The only significant differences across specialities in terms of perceived skill trainability were that significantly more surgeons felt that team awareness and crisis management skills were trainable. This may reflect the increase in team training and crisis management training available to surgeons,21 but not yet to physicians, and implies that involvement in safety-related activities can change the attitudes of individual clinicians, in turn enhancing safety. The obtained consensus among physicians and surgeons that the majority of skills are important and trainable is encouraging in terms of creating a generic cross-speciality safety training curriculum. Clearly, the skills identified overlap to some extent with those identified in other studies9 and with some skills currently being taught in undergraduate medical curricula (eg, communication skills and professionalism).22 Careful consideration, however, will be needed on how best to teach the other skills which might be considered to be inherent personality traits, such as honesty, humility or conscientiousness.20 These skills are not only desirable in doctors, but also in allied healthcare professionals, and it may be beneficial to consider the possibility of multi-professional safety training curricula in the future.
The main limitation of this study is that the sampling frames were relatively small. However, when generating the initial list of safety skills, although we surveyed 10 individuals, we obtained a wide range and large number of safety skills, and preserved the richness of this data by not reducing the number of items for inclusion in Stage 2. The large number of items generated in Stage 1 may have hampered the response rate achieved in Stage 2—the questionnaire containing 73 items may have been too time-consuming for busy clinicians. Having said that, our analysable response rate of 56% is comparable with other internet-based surveys of clinicians.23 The fact that we used experts in the field and experienced clinicians in both parts of the study allows us to be confident with the face and content validity of the questionnaire items.
We regard this list of 73 skills in 18 categories as a template for the development of a formal taxonomy of the qualities and attributes of the safe practitioner. This preliminary study, part of an ongoing research programme, has produced a list of safety skills validated by experts, which we intend to further explore and refine into a clearer hierarchical framework, that may be of practical use to designers of patient safety curricula. Further work is needed in other clinical settings and in other countries to refine and formalise these skills and to examine their relationship to safety outcomes and clinical performance. Ultimately, we believe that the identification of these safety skills and their successful incorporation into training curricula can be the catalyst to creating the safe clinicians of today, tomorrow and of the future.

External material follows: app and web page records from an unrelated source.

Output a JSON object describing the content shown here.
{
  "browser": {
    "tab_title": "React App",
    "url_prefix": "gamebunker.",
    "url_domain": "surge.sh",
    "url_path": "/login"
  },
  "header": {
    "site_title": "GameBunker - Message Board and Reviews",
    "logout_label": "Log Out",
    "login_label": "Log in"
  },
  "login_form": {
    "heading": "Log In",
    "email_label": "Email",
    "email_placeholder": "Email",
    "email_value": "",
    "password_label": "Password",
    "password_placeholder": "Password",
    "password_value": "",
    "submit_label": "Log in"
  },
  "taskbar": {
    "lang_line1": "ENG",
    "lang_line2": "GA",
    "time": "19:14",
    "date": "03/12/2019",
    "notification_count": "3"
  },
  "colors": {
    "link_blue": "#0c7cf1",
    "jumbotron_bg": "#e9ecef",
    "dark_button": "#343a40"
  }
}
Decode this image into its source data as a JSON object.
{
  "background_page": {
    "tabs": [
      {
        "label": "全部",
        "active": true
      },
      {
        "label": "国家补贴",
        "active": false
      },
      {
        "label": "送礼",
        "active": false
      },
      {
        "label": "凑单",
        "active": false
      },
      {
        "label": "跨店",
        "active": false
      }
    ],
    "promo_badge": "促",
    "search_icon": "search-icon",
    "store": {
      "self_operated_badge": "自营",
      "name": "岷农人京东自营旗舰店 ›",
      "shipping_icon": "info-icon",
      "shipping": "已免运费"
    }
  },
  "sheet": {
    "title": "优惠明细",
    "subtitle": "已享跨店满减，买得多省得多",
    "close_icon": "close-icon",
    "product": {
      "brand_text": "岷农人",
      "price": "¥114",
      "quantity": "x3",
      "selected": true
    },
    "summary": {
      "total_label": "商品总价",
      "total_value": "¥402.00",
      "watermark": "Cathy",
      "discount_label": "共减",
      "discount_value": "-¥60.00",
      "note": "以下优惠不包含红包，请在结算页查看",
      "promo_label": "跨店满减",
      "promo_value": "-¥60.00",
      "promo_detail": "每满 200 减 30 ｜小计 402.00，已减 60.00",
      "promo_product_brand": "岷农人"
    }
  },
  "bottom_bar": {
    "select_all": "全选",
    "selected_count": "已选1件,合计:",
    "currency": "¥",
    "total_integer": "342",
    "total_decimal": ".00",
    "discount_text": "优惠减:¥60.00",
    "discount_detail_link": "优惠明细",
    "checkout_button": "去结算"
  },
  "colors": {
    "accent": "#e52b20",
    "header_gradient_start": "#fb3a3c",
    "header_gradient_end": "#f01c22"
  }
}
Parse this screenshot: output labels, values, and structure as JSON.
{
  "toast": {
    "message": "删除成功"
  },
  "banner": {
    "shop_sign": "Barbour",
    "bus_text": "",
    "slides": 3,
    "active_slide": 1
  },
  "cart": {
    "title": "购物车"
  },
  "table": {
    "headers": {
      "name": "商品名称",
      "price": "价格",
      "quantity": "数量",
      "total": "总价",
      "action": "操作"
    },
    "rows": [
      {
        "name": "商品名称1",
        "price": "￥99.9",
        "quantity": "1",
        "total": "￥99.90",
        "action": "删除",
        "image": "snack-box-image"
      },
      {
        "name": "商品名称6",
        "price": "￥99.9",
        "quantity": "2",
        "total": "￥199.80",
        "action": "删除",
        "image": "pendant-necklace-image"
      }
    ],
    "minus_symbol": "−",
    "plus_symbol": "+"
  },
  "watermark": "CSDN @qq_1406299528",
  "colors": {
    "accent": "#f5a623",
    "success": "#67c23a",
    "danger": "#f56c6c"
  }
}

Funding The Clinical Safety Research Unit is affiliated with the Centre for Patient Safety and Service Quality at Imperial College Healthcare NHS Trust, which is funded by the National Institute of Health Research. The research described here was supported by the National Institute of Health Research and the Health Foundation.
Competing interests None.
Ethics approval This study was carried out with REC approval, reference number: 07/H0712/113.
Provenance and peer review Not commissioned; externally peer reviewed.